The new research, published this month in the Journal of the American Academy of Child and Adolescent Psychiatry and today in the Journal of Adolescent Health, involves researchers from the Mailman School of Public Health at Columbia University. Previous studies have used what is known as community convenience samples to document risks to transgender youths, but the new study uses representative data that can be generalized to a statewide population.
"Like all students, transgender youth deserve to be safe and supported at school. We have the first population-based, representative data to document the high risk for suicide and substance abuse among transgender youth," said Stephen Russell, professor of human development and family sciences at UT Austin. "These results show that reducing depression and victimization for transgender students should significantly reduce their suicide-related risk."
Studies based on representative and population-based data sets are important because results can be extrapolated to the general population. The current papers used the Biennial California Student Survey of middle and high school students from 2013 to 2015. This data set resulted in analysis of more than 25,000 students, including 335 transgender adolescents representing more than 1 percent of the student population.
The studies found that 34 percent of transgender youths reported suicidal thoughts in a year, nearly double that of the 19 percent reported by other adolescents. Transgender youths also had markedly higher levels of substance abuse, even when controlling for other risk factors. Students' reported experiences of victimization appeared to factor into the higher rates of risky behavior.
When the analyses looked at factors that may account for disparities in substance abuse and suicidal thoughts among transgender youths, both depression and school-based victimization were linked to the disparities seen for transgender youths. Victimization was linked both to suicidal thoughts and to students being younger the first time they tried a variety of substances, such as alcohol, cigarettes and illegal drugs. It also led to higher reports of substance use over the lifetime.
"Findings across multiple studies underscore that transgender youth are at far greater risk of victimization at school than their non-transgender peers," said Jack Day, a postdoctoral fellow with UT Austin's Population Research Center. "This study highlights that heightened substance use is a likely consequence of these negative school experiences. School-based interventions that address victimization are needed, along with efforts to train faculty and staff on the unique needs of transgender youth, and provide access to gender-affirming health sevices."

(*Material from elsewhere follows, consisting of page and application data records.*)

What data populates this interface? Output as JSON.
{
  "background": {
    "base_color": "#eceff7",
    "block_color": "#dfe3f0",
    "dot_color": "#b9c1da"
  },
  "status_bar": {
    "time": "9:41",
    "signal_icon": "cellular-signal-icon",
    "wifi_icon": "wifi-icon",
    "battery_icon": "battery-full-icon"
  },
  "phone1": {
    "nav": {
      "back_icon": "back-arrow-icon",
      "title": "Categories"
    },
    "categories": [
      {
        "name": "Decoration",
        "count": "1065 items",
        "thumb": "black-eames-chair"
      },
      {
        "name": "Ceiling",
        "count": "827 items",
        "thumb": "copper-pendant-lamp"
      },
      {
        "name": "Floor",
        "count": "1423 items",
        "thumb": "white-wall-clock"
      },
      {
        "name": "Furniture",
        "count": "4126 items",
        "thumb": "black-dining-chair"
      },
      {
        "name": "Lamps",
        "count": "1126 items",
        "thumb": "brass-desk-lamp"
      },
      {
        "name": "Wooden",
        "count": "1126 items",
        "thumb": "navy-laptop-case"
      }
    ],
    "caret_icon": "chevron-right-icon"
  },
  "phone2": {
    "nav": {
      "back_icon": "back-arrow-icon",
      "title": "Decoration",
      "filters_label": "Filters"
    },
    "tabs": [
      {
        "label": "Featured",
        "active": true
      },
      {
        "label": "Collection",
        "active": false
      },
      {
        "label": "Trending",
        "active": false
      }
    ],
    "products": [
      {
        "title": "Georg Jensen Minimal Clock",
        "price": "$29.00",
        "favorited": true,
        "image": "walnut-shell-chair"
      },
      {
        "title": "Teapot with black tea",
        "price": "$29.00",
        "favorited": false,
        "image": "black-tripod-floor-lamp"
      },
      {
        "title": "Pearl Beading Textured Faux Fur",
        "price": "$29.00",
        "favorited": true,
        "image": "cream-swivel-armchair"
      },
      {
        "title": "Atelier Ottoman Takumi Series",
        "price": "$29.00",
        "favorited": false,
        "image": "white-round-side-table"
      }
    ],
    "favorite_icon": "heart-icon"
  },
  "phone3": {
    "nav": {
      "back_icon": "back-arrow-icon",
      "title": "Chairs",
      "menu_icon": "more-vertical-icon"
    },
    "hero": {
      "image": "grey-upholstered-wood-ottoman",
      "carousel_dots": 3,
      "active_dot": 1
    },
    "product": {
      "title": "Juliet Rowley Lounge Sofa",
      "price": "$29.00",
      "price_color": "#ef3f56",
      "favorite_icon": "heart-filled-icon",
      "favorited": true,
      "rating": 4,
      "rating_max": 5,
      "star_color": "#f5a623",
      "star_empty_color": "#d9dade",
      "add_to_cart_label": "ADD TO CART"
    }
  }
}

"Many studies have shown that transgender youth are among the most vulnerable students in schools," Russell said. "If we can reduce depression and victimization among transgender youth, we could make a dent in suicide and other risks like high substance use among these children."
Additional authors include Mark Hatzenbuehler and Amaya Perez-Brumer of Columbia University and Jack Day of UT Austin. The research was funded by the Eunice Kennedy Shriver National Institute of Child Health and Human Development, the Population Research Center at UT Austin, and the New Venture Fund. WestEd conducted the surveys in California for the California Department of Education.
Journal of Adolescent Health